Langmesser’s first wife, Helga, was a native of Germany, and after her death, he wed Traute, also from Germany. How he and Traute met is a story in itself; they share the same ancestor from Prussia circa 1795.
The two are lifetime learners and travel the world extensively with the same philosophy: know the history of a place and never travel with groups.
“If you don’t know the history and the literature you might as well stay home and watch a video, said Traute Langmesser, who like her husband is a photographer. “We want to meet local people and have the experience of talking with them.
Nikki Neely Davis, a UM executive director of development, said she is always amazed by the Langmessers.
“I’ve known the Langmessers since I first began working for the university, and from day one I found their love of learning and belief in the power of education inspiring and encouraging.
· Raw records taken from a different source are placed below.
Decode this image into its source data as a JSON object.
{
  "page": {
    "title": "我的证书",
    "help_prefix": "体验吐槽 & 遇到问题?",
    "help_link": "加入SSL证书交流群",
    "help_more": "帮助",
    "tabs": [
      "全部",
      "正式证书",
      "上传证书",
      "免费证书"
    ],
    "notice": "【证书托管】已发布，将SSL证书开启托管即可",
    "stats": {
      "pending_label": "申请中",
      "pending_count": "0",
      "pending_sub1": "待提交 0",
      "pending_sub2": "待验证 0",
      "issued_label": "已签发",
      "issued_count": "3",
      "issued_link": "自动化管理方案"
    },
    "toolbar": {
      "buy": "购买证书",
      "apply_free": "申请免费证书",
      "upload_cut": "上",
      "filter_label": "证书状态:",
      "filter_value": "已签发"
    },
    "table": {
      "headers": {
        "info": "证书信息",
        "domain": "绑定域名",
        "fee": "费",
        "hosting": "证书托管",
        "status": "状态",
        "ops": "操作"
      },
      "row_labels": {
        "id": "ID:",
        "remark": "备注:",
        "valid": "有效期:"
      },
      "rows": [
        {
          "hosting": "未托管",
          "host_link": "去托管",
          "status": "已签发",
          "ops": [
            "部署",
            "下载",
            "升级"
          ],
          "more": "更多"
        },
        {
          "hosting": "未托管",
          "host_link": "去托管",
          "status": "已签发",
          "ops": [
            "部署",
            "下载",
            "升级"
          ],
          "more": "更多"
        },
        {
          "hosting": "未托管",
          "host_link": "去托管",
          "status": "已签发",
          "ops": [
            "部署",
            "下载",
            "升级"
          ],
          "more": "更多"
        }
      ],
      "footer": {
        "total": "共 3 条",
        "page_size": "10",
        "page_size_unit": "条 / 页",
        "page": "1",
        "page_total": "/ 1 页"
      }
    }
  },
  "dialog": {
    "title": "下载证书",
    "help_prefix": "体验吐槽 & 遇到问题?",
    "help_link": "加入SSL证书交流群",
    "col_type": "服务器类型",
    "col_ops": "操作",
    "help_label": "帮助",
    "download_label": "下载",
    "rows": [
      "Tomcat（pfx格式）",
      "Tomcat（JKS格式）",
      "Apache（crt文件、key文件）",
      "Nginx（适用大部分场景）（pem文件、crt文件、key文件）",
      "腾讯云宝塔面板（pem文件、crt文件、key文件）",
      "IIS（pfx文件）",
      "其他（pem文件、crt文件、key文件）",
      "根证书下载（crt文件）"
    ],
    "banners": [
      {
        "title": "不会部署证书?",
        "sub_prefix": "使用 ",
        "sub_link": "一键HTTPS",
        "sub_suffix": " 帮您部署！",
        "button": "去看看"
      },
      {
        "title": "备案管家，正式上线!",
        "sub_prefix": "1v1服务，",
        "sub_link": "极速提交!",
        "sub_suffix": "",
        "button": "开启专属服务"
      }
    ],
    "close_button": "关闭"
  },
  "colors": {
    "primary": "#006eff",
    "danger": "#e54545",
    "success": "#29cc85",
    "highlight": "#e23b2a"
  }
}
I’ve never left a visit with the couple without a book recommendation or new knowledge.
“I am grateful for the opportunities I’ve had to get to know them and also for their investment in the College of Liberal Arts. There is no doubt that their generosity will have a positive impact on deserving students for years to come.”
James Langmesser was commissioned as a second lieutenant in the Ole Miss ROTC in July 1969, and went on to serve in the U.S. Army Europe’s 66th Military Intelligence Group, the U.S. Forces Korea’s 36th Signal Battalion as Logistics Officer, and then as the battalion’s 501st Signal Company Commander. He was then reassigned as the Signal Officer of the 2d Armored Cavalry Regiment’s 1st Squadron which patrolled the then West German-Czechoslovak border. He then served in The Pentagon in Washington, D.C., before a six-year assignment in Germany in 5th Signal Command Headquarters in Worms, and as the 2nd Signal Brigade Deputy Commander in Mannheim, Germany.
Langmesser’s final two assignments were as battalion commander of the 360th Signal Battalion at Ft. Gordon outside Augusta, Georgia – home of the U.S. Army Cyber Center of Excellence – and as the Deputy Chief of Staff for Information Management for the Army’s Criminal Investigation Command in Washington, D.C.
Langmesser authored the resource book “History of the 382nd Anti-Aircraft Artillery (AW) Battalion,” which is in the holdings of the Army War College’s Military History Institute. He wrote the book to honor the unit his father served in during World War II. He also did the photography for and wrote articles for the magazine Roman Coins and Culture in 1986.
After retiring from the Army, Langmesser joined CALIBRE Systems in Alexandria, Virginia, as a principal, and held the position of director of Strategic Decision Support, first supporting the Department of Defense’s and then the Army’s chief information officers. For the majority of his 17 years with CALIBRE he worked directly on site with customers. The scope, magnitude and complexity of the projects he was involved with were for him memorable and challenging, he said.